He has great stamina and is seemingly never tired. When he plays fullback he still gets up and down the line and if he is midfielder, more common in recent years, he defends well and still makes those trademark (Il Trattore) tractor style runs forward with cannot be rocked balance, the ball glued to his feet. At 36 he is still somehow a dynamic player.
First time I saw him was early 1995, the first Confederations Cup being played (then actually less prestigious than it is these days) and the final between Argentina and Denmark.
Denmark had the Laudrups and Argentina still young ones such as Ariel Ortega, Batistuta, Ayala etc etc and then there was Zanetti who's class immediately stood out. He had made his debut late 1994 post the Argentina/Maradona World Cup collapse in America that year.

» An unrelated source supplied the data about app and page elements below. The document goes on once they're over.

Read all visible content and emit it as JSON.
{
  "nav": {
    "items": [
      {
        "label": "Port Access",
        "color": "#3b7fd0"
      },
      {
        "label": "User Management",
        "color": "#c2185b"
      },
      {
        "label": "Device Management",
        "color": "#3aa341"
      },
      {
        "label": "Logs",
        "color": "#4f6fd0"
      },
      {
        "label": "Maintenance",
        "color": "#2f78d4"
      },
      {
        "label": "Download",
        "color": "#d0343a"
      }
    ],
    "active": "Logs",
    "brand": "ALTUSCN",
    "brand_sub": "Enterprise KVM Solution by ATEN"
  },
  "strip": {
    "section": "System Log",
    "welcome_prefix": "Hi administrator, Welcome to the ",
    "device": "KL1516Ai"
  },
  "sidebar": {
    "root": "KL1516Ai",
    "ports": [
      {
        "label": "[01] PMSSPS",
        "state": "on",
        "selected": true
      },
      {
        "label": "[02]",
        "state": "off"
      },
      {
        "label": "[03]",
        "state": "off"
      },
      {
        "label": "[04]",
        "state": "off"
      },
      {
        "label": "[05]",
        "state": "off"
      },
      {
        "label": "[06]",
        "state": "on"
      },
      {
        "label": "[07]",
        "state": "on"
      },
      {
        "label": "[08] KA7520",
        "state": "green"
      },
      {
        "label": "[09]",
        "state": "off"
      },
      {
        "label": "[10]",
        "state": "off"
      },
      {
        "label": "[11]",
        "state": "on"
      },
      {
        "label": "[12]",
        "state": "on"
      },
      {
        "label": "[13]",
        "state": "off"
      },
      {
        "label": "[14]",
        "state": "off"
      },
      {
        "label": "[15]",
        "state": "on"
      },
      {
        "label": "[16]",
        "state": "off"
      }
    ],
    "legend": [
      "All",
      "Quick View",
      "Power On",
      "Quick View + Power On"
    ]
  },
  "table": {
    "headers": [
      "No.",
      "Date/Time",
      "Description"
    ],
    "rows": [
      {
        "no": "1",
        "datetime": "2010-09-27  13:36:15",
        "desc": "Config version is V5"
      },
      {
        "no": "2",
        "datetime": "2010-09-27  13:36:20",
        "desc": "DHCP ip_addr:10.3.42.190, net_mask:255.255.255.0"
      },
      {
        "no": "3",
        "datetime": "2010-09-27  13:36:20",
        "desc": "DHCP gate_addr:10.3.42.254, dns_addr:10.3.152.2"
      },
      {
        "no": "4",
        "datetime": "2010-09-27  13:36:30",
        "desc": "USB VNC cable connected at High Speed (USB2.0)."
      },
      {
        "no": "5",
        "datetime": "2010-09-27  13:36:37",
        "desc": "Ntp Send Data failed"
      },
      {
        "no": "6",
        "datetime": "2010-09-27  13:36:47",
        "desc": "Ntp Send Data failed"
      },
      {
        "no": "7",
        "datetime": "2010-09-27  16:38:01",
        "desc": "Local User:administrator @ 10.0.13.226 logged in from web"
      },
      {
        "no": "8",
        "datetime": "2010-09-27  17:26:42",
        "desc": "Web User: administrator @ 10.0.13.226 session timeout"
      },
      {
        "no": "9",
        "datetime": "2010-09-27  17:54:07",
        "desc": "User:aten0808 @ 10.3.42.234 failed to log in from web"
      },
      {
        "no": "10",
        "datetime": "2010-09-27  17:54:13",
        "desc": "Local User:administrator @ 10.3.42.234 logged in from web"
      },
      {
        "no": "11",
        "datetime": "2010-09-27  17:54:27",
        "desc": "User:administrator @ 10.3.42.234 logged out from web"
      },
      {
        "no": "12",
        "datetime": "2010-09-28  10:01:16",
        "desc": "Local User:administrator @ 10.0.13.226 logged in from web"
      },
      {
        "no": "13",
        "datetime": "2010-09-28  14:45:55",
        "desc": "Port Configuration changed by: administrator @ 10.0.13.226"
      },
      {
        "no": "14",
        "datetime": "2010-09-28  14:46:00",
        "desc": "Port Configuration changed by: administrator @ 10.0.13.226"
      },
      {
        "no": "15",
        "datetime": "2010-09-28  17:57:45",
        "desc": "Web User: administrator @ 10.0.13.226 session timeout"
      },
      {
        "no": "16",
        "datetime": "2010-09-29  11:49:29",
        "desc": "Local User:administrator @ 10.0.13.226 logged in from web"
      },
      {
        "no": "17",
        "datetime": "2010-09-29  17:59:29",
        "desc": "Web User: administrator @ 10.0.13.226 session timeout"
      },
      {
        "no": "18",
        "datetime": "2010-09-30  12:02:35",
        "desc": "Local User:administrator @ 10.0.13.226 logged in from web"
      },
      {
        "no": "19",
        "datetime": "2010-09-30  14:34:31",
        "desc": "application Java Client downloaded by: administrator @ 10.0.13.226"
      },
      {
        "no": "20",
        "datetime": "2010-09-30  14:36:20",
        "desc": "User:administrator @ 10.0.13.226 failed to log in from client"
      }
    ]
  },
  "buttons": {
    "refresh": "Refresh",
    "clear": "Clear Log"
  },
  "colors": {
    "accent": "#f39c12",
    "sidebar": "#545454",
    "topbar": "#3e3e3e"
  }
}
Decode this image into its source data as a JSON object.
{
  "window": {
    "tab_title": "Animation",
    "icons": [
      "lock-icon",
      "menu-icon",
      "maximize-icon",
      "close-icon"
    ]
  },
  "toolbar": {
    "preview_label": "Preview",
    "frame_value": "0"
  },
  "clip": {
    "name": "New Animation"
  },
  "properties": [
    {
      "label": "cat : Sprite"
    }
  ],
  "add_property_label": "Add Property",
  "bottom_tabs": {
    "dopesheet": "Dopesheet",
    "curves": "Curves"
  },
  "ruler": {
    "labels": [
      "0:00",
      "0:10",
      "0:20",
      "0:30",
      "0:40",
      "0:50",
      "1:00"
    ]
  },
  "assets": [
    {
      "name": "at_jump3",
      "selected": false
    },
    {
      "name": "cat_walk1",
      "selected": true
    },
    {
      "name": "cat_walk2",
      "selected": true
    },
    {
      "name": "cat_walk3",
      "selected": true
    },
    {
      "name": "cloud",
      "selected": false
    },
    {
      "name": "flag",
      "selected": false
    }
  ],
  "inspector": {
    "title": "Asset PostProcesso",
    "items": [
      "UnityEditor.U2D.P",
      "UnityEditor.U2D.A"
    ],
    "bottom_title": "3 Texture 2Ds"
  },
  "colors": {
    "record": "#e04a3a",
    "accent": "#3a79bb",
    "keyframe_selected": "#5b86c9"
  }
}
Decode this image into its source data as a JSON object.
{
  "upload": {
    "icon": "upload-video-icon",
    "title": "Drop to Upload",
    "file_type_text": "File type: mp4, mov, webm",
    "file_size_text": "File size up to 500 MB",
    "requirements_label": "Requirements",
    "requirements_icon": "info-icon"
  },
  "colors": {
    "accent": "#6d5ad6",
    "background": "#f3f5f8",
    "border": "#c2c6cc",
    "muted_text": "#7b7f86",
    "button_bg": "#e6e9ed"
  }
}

At this point he was an exciting right-winger who with pace and skill gave Denmark all kinds of problems and if I remember correctly one year later for the incredibly exciting and talented Argentina 1996 Olympic silver medalist team (but with respect to the gold medalists Nigeria by far the best, they had Ayala, Chamot, Ortega, Crespo, Simone, Sensini, Claudio Lopez, Delgardo, Almeyda and Gallardo,) it was similar though looking at those names it's possible he was right-wingback with Chamot, Sensini and Ayala the central defenders. He was very attacking I do remember that.
In the following years for Inter that was also his role. Under ever changing coaches they had many spells where they played 3-5-2 or 5-3-2 if you will and during those years, where they just could not win, whether he was a wing-back in one of the above systems or fullback in a back-four, in my mind it was always between him and Cafu for the title as the best right-back in the world.
Unfortunately for Zanetti he was "stuck" on both an underachieving club and national side, while Cafu even at Roma won a Scudetto and then there was his highly praised work, and the trophies to show for it, for Brazil and later AC Milan.
Cafu therefore understandably got the more attention and was of course an excellent, one of the best ever, right-backs, but was he a better player than Zanetti?
Personally I think it's up in the air but towards the end of Cafu which coincided with Zanetti starting to play other positions I do think Il Capitano as Inter fans call Zanetti, was the more complete and better player. And I won't rule out that he was in fact all along.
Of course Inter would later get the current best right-back in the world Maicon and as he came into his own (himself a former winger) Zanetti started to play most of his games in midfield, either as a defensive midfielder or right-central midfielder in a diamond during the Roberto Mancini years.
He was now at a point. A point he is still at where he could do a great job in several positions and as Jose Mourinho took the Inter seat, that is what he did, right, left, center, midfield or defense leading the team to great triumphs culminating of course this year with the European Cup and treble.
Mourinho who after his first season in charge said this:
"The player who surprised me the most was Zanetti. His passport cannot be telling the truth (claiming he's 35), it must be ten years out, he's incredible,"
He is indeed incredible and when I started this list I really didn't think I would rank him this high. But as the season went along he just kept proving again and again that he was still going strong, showing no signs of slowing down yet another season at an advanced age defying nature, and then his amazing physical ability, good technique, intelligence, leadership and not least unique versatility makes him one of the better players in the world.